Fears that the temporary closure of police custody suites in Upper Bann may affect front line policing have been dismissed by the PSNI.
Local solicitors have voiced concern that the proposed closure of Lurgan custody suite next year and the current closure of Banbridge custody suite could have an impact on front line policing.
Richard Monteith of the Portadown and Lurgan Solicitor’s Association said: “The closure of these custody suites is having an impact on front line policing, legal staff and the people who have been arrested.
Mr Montheith said: “The PSNI is having to make substantial cuts which are going to effect all our society and hinder future arrests. It could put pressure on police not to arrest suspects.”

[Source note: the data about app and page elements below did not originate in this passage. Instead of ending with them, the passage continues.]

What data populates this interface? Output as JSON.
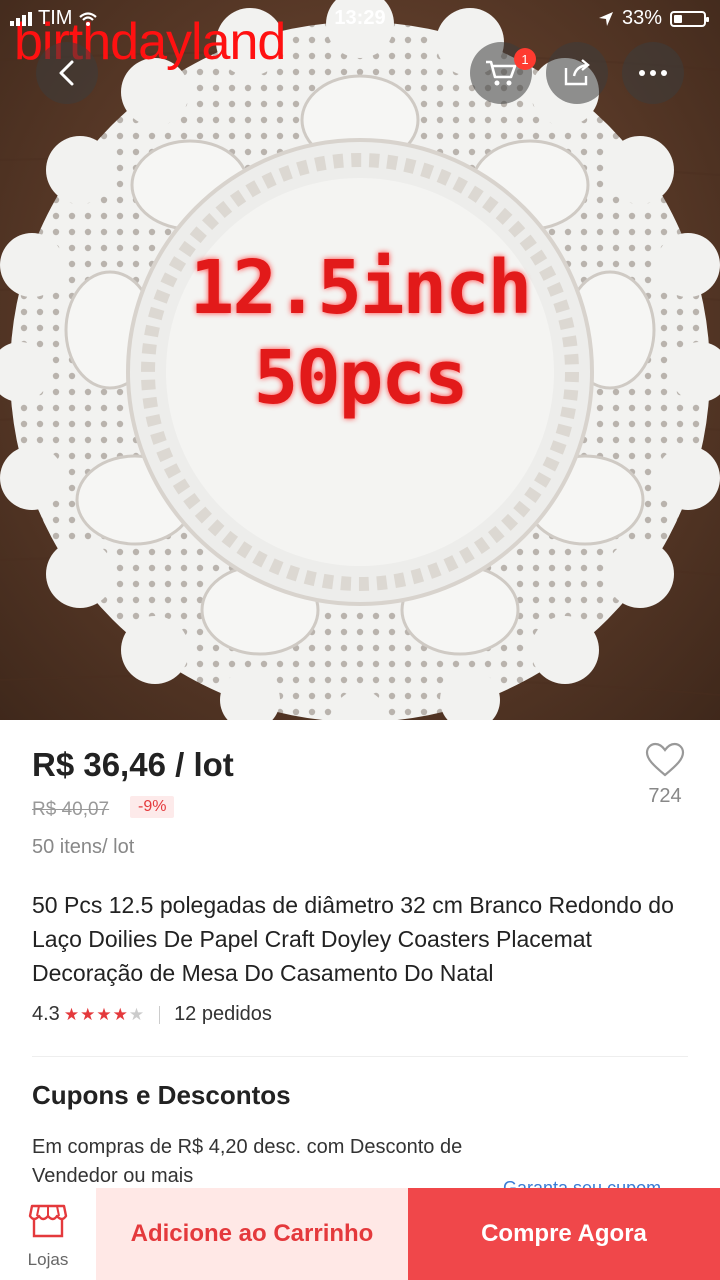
{
  "status_bar": {
    "carrier": "TIM",
    "time": "13:29",
    "battery": "33%"
  },
  "hero": {
    "watermark": "birthdayland",
    "banner_line1": "12.5inch",
    "banner_line2": "50pcs"
  },
  "nav": {
    "cart_badge": "1",
    "icons": [
      "back-chevron-icon",
      "cart-icon",
      "share-icon",
      "more-icon"
    ]
  },
  "product": {
    "price": "R$ 36,46 / lot",
    "old_price": "R$ 40,07",
    "discount": "-9%",
    "unit_info": "50 itens/ lot",
    "wishlist_count": "724",
    "title": "50 Pcs 12.5 polegadas de diâmetro 32 cm Branco Redondo do Laço Doilies De Papel Craft Doyley Coasters Placemat Decoração de Mesa Do Casamento Do Natal",
    "rating": "4.3",
    "stars_filled": 4,
    "orders": "12 pedidos"
  },
  "coupons": {
    "title": "Cupons e Descontos",
    "text": "Em compras de R$ 4,20 desc. com Desconto de Vendedor ou mais",
    "link": "Garanta seu cupom"
  },
  "bottom_bar": {
    "stores_label": "Lojas",
    "add_to_cart": "Adicione ao Carrinho",
    "buy_now": "Compre Agora"
  },
  "colors": {
    "accent": "#e4393c",
    "buy_button": "#f0474a",
    "cart_button_bg": "#ffe8e6"
  }
}
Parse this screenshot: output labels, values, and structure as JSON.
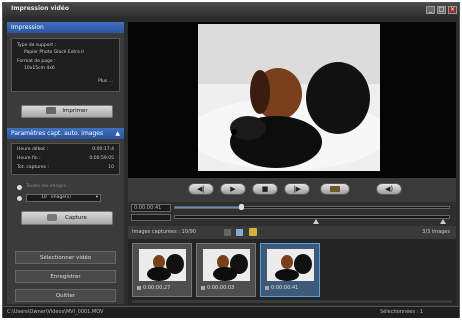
{
  "window": {
    "title": "Impression vidéo",
    "btn_min": "_",
    "btn_max": "□",
    "btn_close": "×"
  },
  "left": {
    "section1_title": "Impression",
    "support_label": "Type de support :",
    "support_value": "Papier Photo Glacé Extra II",
    "format_label": "Format de page :",
    "format_value": "10x15cm 4x6",
    "modify_label": "Plus ...",
    "print_button": "Imprimer",
    "section2_title": "Paramètres capt. auto. images",
    "row1_label": "Heure début :",
    "row1_value": "0:00:17:4",
    "row2_label": "Heure fin :",
    "row2_value": "0:00:59:05",
    "row3_label": "Tot. captures :",
    "row3_value": "10",
    "radio1": "Toutes les images",
    "radio2": "10",
    "radio2_unit": "image(s)",
    "capture_button": "Capture",
    "btn_attach": "Sélectionner vidéo",
    "btn_save": "Enregistrer",
    "btn_exit": "Quitter"
  },
  "controls": {
    "prev": "◀|",
    "play": "▶",
    "stop": "■",
    "next": "|▶",
    "capture_icon": "camera-icon",
    "volume": "◀)"
  },
  "seek": {
    "time": "0:00:00:41",
    "progress": 0.24
  },
  "film": {
    "label": "Images capturées : 10/90",
    "count": "3/3 images",
    "thumbs": [
      {
        "time": "0:00:00:27"
      },
      {
        "time": "0:00:00:03"
      },
      {
        "time": "0:00:00:41"
      }
    ]
  },
  "status": {
    "path": "C:\\Users\\Owner\\Videos\\MVI_0001.MOV",
    "right": "Sélectionnées : 1"
  }
}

Armagh, Banbridge and Craigavon District Commander, Supt Davy Moore confirmed refurbishment work at a number of custody facilities across the province is well under way. “A custody strategy, which was developed as part of the organisation’s ongoing review into its current provision of suites, has identified some facilities for closure as they are under-utilised, and others which need modernisation to ensure they continue to meet health and safety requirements.
“In South Area, which includes Armagh, Banbridge and Craigavon District, work at the facility in Banbridge is expected to continue until December 2015. It is scheduled to re-open in early 2016 after which, work is planned to start in Lurgan custody suite.
“While the refurbishment is taking place in Banbridge followed by Lurgan, the custody facilities in Armagh, Dungannon, Omagh and Enniskillen will be available for arrests in the South Area.
“Work will commence in Antrim Custody Suite in September. At this time the Serious Crime Suite will move permanently to Musgrave Station in Belfast. The refurbished Antrim Custody Suite is expected to re-open by the end of March 2016. The overarching objective of the review is to ensure police provide the safest possible custody facilities for both detained persons, police officers and staff.”
Asked what happens to prisoners while the suites are being refurbished or if the nearest is full, he said: “Detained persons are sent to the nearest available custody suite which is suitable for that person’s needs (all detained persons vary). In the vast majority of cases detained persons from South Armagh and South Down are accommodated in Lurgan or Armagh, although in some cases they are transported further afield as the demand on facilities changes constantly. We have invested heavily in Banbridge and will do so in Lurgan. We will maintain capacity using our facilities in Armagh throughout all of these works.”
When asked about prisoners who have been held in police vehicles for hours before a place becomes available, Supt Moore said: “While this may happen on occasion, all cases are prioritised dependent on the needs of the detained person. To eradicate all queuing would mean massively over-resourcing our facilities. This would not be cost-effective.”
Following complaints from solicitors that they must travel long distances to clients, Supt Moore said: “We have not closed any suites locally. Rather, we are upgrading them. Armagh has been re-opened to assist Lurgan during the Banbridge refurbishment.” He also denied there were too few trained custody sergeants.
When asked if there is pressure on officers having to travel distances to carry out interviews and that it is time consuming with a knock on effect for front line policing, he said: “It has always been the case that occasionally officers have to travel to other areas in order to access detained persons. This happens most frequently when officers want to interview detained persons who have been arrested for alleged offences which are unconnected, and they wish to pursue an investigation into other allegations.”